Recognizing Dental Emergencies

Recognizing Dental Emergencies July 8
By cassie

Dental emergencies can be both painful and alarming, requiring immediate attention to prevent further complications. At Timber Dental Care, recognized as the best dentist in Thornton, CO, we prioritize your oral health and are here to help you navigate through any dental emergencies you may encounter. Understanding the urgency of various dental issues can make a significant difference in ensuring effective and timely treatment.

What Constitutes a Dental Emergency?

A dental emergency involves situations where prompt treatment is needed to alleviate severe pain, save a tooth, stop ongoing tissue bleeding, or address severe infection. Here’s a guide to help you identify common dental emergencies and understand their urgency.

Severe Toothache

A severe toothache can be a sign of various underlying issues such as tooth decay, infection, or abscess. The pain can range from a dull, constant ache to sharp, throbbing pain.

When to Seek Immediate Help

  • Persistent Pain: If the pain is constant and doesn’t subside with over-the-counter pain medication.
  • Swelling: If there is noticeable swelling around the tooth or in your face.
  • Fever: A fever accompanying the toothache could indicate an infection.

Immediate Steps

  • Rinse your mouth with warm water.
  • Use dental floss to remove any food particles stuck between teeth.
  • Apply a cold compress to the outside of your cheek to reduce swelling.

Broken or Chipped Tooth

A broken or chipped tooth can occur due to accidents, sports injuries, or biting down on something hard. While not all cases are emergencies, severe breaks require immediate attention.

When to Seek Immediate Help

  • Severe Break: If a large piece of your tooth breaks off.
  • Pain: If you experience significant pain or expose the tooth’s nerve from the break.
  • Sharp Edges: If the broken tooth has sharp edges that can cut your tongue or cheek.

Immediate Steps

  • Rinse your mouth with warm water.
  • Save any broken pieces and keep them in milk or saline solution.
  • Apply gauze if there’s bleeding.
  • Use a cold compress to reduce swelling.

Knocked-Out Tooth

A knocked-out tooth, also known as an avulsed tooth, is a dental emergency that requires urgent attention. The chances of saving the tooth are higher if you see a dentist within 30 minutes.

When to Seek Immediate Help

  • Immediate Action Needed: Treat a knocked-out tooth as an emergency. The sooner you can get to the dentist, the better the chances of reimplantation.

Immediate Steps

  • Handle the tooth by the crown, not the root.
  • Rinse it gently with water if dirty, but do not scrub.
  • Try to place the tooth back into its socket if possible.
  • If reinsertion is not possible, keep the tooth moist in milk or a saline solution.

Abscessed Tooth

A bacterial infection causes a serious abscessed tooth, creating a pocket of pus.
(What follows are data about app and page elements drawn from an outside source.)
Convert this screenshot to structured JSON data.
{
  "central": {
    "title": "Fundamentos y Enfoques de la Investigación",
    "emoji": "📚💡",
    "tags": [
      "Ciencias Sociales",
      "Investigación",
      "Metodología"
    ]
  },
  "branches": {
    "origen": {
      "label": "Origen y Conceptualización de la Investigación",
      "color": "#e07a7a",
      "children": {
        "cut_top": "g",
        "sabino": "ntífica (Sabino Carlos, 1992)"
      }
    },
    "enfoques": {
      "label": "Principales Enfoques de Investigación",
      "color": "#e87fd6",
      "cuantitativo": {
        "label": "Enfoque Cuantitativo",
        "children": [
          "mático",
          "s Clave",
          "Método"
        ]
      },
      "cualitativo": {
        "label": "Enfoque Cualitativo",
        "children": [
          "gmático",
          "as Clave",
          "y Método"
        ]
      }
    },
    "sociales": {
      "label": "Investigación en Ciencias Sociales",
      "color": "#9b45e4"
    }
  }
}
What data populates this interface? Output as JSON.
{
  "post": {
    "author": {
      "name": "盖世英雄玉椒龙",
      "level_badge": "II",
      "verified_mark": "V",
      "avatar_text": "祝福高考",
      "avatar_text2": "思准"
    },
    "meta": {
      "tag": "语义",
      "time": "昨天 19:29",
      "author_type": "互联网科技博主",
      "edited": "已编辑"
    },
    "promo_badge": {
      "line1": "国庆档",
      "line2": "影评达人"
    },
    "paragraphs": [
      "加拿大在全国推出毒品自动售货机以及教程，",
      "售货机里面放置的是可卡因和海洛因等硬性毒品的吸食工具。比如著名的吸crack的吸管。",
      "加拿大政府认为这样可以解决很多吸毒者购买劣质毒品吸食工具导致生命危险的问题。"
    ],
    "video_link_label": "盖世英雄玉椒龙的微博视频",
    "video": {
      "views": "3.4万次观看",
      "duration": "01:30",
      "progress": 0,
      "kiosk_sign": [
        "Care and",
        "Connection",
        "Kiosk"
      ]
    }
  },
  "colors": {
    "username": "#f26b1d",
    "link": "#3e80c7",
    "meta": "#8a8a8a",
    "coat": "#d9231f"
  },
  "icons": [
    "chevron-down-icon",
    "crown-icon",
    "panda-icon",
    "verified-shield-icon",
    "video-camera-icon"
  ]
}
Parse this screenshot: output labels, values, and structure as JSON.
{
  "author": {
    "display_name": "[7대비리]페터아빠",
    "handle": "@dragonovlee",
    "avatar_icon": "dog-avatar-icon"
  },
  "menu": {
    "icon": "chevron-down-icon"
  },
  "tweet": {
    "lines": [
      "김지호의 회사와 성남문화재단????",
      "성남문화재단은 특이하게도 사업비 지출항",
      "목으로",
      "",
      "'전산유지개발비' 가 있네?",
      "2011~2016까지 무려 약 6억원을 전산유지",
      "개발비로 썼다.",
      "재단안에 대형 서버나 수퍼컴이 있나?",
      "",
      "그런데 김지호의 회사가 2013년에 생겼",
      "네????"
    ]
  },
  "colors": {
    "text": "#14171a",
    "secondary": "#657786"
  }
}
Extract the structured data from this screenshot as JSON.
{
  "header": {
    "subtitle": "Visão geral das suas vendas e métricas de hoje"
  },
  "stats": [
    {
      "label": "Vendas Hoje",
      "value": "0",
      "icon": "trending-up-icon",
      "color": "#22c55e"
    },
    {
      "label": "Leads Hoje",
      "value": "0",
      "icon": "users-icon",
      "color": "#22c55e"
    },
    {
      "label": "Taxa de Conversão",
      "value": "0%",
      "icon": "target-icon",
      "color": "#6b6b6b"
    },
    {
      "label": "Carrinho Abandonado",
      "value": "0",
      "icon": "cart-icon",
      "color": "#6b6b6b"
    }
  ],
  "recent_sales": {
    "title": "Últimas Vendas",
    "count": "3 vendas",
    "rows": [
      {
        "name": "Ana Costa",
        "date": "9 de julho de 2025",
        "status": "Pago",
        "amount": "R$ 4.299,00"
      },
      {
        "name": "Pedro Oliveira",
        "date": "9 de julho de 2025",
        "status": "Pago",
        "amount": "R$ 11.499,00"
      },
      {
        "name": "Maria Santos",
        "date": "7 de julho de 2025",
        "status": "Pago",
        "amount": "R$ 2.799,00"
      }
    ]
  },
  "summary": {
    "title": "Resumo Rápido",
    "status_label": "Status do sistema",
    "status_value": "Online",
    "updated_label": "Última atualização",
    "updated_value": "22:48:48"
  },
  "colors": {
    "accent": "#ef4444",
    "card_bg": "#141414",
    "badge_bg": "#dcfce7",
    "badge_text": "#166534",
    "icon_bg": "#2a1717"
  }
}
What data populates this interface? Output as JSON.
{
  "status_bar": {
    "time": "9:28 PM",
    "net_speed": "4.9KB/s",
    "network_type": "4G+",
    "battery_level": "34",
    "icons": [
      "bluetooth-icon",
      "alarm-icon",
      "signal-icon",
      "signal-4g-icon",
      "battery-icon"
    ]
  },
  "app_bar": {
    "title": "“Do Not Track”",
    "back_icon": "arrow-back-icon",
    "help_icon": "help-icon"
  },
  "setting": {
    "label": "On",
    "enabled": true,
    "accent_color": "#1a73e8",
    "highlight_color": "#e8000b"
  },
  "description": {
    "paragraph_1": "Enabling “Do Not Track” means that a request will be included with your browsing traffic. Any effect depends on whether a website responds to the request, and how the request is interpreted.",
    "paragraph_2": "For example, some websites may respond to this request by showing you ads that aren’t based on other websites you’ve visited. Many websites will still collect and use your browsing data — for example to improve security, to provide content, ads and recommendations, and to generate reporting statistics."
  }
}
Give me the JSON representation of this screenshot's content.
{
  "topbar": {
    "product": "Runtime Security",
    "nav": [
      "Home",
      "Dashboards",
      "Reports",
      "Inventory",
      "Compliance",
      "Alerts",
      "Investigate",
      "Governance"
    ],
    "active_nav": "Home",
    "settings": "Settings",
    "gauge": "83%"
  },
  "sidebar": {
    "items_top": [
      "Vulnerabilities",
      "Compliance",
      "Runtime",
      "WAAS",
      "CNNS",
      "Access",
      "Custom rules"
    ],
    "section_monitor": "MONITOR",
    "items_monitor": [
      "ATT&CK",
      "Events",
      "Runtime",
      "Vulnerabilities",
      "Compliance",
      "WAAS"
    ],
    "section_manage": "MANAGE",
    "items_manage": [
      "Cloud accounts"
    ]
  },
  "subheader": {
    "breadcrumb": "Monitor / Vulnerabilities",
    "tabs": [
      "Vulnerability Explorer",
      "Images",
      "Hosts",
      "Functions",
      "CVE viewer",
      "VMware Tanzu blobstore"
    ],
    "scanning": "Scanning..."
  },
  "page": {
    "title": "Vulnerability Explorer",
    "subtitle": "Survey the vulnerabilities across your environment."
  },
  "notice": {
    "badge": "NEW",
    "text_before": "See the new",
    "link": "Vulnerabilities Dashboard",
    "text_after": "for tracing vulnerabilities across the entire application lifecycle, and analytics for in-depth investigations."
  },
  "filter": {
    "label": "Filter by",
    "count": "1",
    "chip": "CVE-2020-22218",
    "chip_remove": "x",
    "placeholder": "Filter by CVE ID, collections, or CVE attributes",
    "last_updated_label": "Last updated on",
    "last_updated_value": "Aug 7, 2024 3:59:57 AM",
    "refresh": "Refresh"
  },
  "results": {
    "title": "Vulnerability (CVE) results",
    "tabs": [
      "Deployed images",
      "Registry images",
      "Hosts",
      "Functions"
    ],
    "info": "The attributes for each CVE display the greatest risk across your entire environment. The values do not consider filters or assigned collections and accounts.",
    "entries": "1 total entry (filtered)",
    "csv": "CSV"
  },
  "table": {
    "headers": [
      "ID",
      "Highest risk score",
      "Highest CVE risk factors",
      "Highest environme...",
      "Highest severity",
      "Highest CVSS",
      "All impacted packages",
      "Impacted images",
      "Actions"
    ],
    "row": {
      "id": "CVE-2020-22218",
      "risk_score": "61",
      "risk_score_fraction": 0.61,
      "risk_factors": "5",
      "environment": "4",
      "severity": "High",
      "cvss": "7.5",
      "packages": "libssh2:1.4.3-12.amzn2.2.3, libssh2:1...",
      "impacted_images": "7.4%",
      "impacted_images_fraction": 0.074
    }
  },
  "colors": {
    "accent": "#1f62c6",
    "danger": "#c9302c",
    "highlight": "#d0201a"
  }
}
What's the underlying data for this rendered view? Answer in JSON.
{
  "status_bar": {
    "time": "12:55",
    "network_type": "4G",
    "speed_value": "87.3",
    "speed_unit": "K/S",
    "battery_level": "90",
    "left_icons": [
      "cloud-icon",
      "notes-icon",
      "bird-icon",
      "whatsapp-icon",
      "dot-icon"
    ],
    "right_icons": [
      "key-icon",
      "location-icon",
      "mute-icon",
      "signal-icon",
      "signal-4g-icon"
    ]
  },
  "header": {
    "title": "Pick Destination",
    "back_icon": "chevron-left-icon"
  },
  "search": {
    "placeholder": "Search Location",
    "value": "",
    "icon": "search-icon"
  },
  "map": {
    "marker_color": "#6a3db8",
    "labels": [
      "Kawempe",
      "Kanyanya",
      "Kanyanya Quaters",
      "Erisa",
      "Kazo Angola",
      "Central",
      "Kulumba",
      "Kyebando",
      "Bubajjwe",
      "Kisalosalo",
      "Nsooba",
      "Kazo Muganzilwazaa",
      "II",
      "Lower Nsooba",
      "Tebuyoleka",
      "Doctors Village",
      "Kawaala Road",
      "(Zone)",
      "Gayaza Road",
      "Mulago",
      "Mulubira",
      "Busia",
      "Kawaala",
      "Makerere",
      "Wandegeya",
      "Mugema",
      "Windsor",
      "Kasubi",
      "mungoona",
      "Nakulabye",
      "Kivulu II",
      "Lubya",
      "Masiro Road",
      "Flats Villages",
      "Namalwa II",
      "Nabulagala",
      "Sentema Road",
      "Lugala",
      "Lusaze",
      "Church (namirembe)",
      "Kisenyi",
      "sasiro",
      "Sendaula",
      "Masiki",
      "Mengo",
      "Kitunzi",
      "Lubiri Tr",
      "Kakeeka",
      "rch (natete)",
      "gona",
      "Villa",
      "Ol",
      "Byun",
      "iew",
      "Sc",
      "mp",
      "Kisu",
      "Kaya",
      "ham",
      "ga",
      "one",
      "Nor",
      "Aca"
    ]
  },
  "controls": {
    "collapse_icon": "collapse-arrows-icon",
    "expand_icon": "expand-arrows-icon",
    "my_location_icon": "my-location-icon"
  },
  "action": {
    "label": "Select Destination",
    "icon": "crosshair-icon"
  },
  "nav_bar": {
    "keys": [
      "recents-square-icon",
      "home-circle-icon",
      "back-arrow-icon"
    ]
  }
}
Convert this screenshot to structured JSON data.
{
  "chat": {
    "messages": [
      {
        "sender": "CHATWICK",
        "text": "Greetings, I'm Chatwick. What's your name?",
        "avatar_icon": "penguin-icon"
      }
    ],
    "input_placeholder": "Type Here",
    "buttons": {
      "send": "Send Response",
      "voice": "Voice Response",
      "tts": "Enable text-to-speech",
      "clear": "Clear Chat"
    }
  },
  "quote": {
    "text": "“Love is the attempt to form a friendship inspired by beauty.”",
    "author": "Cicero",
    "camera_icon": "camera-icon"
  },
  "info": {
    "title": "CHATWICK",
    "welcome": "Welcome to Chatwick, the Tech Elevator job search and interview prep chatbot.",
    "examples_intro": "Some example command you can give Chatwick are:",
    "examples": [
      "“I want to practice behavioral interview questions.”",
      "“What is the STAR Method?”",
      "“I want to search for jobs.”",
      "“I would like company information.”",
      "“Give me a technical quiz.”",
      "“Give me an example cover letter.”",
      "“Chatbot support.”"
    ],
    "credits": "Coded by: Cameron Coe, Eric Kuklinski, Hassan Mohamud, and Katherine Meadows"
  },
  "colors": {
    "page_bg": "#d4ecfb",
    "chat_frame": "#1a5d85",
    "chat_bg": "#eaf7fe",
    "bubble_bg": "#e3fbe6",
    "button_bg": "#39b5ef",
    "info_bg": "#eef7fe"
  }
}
This can lead to severe pain, swelling, and potentially life-threatening complications if left untreated.

When to Seek Immediate Help

  • Severe Pain: Throbbing, intense pain that radiates to your jaw, neck, or ear.
  • Swelling: Swelling in your face or cheek.
  • Fever: Presence of fever indicates infection.
  • Bad Taste or Smell: A persistent bad taste or smell in your mouth.

Immediate Steps

  • Rinse your mouth with a mild saltwater solution.
  • Take over-the-counter pain relievers.
  • Avoid lying down, as this can worsen swelling.

Lost Filling or Crown

Losing a filling or crown can expose the tooth to potential damage and sensitivity. While not always necessitating immediate emergency care, addressing it promptly helps prevent further complications.

When to Seek Immediate Help

  • Severe Pain or Sensitivity: If the exposed tooth is causing significant discomfort.
  • Damaged Crown: If a cracked or broken crown leads to further damage.

Immediate Steps

  • Apply dental cement (available at pharmacies) to temporarily seal the area.
  • Avoid chewing on the affected side.

Soft Tissue Injuries

Injuries to the tongue, cheeks, gums, or lips can result from accidents, falls, or sports injuries. While not all soft tissue injuries are emergencies, severe bleeding or cuts require prompt attention.

When to Seek Immediate Help

  • Severe Bleeding: If bleeding doesn’t stop after applying pressure for 10-15 minutes.
  • Deep Cuts: If the cut is deep or gaping.

Immediate Steps

  • Rinse your mouth with a mild saltwater solution.
  • Apply pressure to the bleeding area with a clean cloth or gauze.
  • Use a cold compress to reduce swelling.

Contact Us

Understanding the urgency of various dental emergencies and knowing how to respond can make a significant difference in outcomes. At Timber Dental Care, the best dentist in Thornton, CO, we dedicate ourselves to promptly and effectively caring for all your dental emergencies. If you experience any of the situations described above, don’t hesitate to contact us immediately. Your dental health is our top priority.